In the last year or so China has rapidly gone from building platforms to bringing in dredging ships and piling up sand into new islands. Thus Hughes reef, which has had a 380 square meter (4,100 square feet) raised platform since 2004 has in the last six months had that expanded by dredging to a 75,000 square meter (18 acre) island with an airstrip and buildings now under construction. Similar platform building and island creation is under way at other reefs (Johnson South, Gaven Reefs and Fiery Cross Reef) in the Spratlys.
China is particularly concerned about gaining control of the Spratlys, a group of some 100 islets, atolls, and reefs that total only about 5 square kilometers (1,200 acres) of land, but sprawl across some 410,000 square kilometers of the South China Sea. Set amid some of the world's most productive fishing grounds, the islands are believed to have enormous oil and gas reserves. Several nations have overlapping claims on the group. About 45 of the islands are currently occupied by small numbers of military personnel. China claims them all, but long occupied only 8 while Vietnam has occupied or marked 25, the Philippines 8, Malaysia 6, and Taiwan one. Now China is building platforms and new islands all over the Spratly chain giving it a legal (at least according to China) claim to all of the Spratly Islands.

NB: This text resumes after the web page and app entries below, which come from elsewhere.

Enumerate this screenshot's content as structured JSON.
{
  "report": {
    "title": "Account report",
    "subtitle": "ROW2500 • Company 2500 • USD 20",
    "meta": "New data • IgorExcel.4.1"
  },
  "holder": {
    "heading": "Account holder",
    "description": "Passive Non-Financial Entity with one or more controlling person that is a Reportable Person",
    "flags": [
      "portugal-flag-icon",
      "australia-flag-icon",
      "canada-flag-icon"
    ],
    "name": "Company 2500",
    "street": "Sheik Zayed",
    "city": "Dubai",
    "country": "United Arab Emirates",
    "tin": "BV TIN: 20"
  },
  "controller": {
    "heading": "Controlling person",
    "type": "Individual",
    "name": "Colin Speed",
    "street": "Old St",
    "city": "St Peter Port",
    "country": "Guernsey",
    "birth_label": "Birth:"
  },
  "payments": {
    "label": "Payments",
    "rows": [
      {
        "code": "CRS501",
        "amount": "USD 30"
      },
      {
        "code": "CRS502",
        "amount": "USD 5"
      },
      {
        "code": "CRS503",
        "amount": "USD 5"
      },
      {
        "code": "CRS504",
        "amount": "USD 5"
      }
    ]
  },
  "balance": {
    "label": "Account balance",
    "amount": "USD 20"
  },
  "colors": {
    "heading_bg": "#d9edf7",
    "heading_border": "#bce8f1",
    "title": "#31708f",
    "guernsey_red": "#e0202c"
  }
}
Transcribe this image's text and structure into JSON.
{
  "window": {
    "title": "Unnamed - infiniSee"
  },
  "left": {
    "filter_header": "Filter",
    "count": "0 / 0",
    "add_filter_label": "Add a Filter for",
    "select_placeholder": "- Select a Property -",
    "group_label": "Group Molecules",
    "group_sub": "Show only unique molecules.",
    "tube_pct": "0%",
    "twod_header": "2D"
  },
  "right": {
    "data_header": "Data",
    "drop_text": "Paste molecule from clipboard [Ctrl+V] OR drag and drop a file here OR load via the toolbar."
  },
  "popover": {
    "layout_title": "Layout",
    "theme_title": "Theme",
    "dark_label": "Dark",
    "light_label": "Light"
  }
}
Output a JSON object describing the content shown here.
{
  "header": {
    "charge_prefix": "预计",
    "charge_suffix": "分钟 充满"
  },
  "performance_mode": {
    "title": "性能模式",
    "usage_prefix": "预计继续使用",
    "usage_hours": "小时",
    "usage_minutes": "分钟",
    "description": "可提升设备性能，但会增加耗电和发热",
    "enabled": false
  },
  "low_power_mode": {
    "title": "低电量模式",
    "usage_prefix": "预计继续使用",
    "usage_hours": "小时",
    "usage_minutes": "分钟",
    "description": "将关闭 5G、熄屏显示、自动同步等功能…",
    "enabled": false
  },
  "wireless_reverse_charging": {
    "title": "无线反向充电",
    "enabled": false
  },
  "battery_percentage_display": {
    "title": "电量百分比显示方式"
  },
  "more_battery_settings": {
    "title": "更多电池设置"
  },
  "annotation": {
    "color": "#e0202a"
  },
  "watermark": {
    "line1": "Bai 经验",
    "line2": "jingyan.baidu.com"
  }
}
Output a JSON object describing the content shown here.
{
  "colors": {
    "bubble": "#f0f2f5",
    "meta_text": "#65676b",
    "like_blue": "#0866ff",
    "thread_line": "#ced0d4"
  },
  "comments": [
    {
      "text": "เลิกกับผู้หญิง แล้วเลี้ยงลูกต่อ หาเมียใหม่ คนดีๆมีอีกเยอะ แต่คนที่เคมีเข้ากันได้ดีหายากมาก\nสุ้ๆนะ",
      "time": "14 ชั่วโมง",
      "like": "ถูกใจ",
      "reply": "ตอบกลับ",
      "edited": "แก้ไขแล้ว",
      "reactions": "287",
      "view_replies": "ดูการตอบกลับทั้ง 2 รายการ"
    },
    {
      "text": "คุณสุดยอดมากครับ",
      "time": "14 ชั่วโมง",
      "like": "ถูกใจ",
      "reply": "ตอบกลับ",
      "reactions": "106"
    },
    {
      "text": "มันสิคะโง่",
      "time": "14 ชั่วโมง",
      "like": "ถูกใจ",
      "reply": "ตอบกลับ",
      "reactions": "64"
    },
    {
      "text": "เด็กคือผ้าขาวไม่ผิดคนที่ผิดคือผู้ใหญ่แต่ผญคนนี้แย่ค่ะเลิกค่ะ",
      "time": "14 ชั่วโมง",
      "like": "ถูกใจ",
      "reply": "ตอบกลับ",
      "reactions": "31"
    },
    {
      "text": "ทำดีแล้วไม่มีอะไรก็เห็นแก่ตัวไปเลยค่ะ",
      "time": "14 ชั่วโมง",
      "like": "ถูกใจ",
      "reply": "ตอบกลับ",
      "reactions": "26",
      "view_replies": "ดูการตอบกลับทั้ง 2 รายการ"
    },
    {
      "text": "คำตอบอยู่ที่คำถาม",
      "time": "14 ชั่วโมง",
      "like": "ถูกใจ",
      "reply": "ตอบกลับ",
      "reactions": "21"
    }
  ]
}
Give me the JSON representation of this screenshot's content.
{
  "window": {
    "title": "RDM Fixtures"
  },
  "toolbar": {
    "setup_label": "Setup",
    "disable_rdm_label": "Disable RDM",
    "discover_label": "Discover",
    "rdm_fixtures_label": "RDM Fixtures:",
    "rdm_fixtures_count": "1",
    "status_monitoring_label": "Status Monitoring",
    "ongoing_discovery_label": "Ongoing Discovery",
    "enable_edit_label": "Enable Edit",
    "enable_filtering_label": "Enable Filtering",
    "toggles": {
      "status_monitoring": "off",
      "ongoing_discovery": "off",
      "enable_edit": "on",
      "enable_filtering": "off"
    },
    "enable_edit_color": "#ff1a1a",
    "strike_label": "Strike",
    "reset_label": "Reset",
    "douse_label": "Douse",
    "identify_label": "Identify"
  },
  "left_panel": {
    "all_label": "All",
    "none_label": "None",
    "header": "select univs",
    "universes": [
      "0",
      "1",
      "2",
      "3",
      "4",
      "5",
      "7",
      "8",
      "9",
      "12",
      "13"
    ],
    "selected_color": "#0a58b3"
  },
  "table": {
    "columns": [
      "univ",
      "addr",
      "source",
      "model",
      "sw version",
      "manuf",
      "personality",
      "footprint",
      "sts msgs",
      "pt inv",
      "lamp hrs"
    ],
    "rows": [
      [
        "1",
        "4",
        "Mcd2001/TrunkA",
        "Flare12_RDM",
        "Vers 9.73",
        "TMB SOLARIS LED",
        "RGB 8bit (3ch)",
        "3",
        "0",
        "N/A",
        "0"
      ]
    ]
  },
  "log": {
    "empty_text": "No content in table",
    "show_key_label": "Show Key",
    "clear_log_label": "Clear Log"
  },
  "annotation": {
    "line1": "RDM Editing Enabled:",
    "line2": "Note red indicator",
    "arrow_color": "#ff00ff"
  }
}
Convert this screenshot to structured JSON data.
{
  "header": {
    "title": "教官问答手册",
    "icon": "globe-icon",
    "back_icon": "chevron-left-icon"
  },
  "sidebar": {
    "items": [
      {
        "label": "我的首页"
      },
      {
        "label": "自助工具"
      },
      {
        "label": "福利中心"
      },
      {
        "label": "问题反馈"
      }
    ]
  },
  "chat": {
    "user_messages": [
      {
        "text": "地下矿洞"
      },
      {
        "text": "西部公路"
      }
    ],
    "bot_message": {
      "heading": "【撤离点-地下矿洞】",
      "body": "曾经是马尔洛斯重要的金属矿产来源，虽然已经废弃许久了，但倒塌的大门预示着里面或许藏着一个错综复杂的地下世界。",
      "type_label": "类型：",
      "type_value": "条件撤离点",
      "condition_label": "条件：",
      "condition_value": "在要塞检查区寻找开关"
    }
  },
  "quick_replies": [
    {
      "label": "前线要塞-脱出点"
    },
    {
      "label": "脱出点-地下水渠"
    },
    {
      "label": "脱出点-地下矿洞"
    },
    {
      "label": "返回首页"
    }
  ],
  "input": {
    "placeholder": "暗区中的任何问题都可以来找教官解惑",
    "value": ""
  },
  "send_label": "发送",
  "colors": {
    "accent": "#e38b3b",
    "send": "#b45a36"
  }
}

All these new islands have to be supplied with food, water, fuel and other necessities from the mainland. Most of this is by ship but the addition of airstrips provides the ability to make emergency deliveries by air. The platforms are kept because during major storms these low lying artificial islands are often flooded. The platforms provide an emergency refuge for the small garrisons on these islands. Other nations believe all this platform and island building can mean only one things, an eventual Chinese attack on the claims (and island garrisons) of other claimants.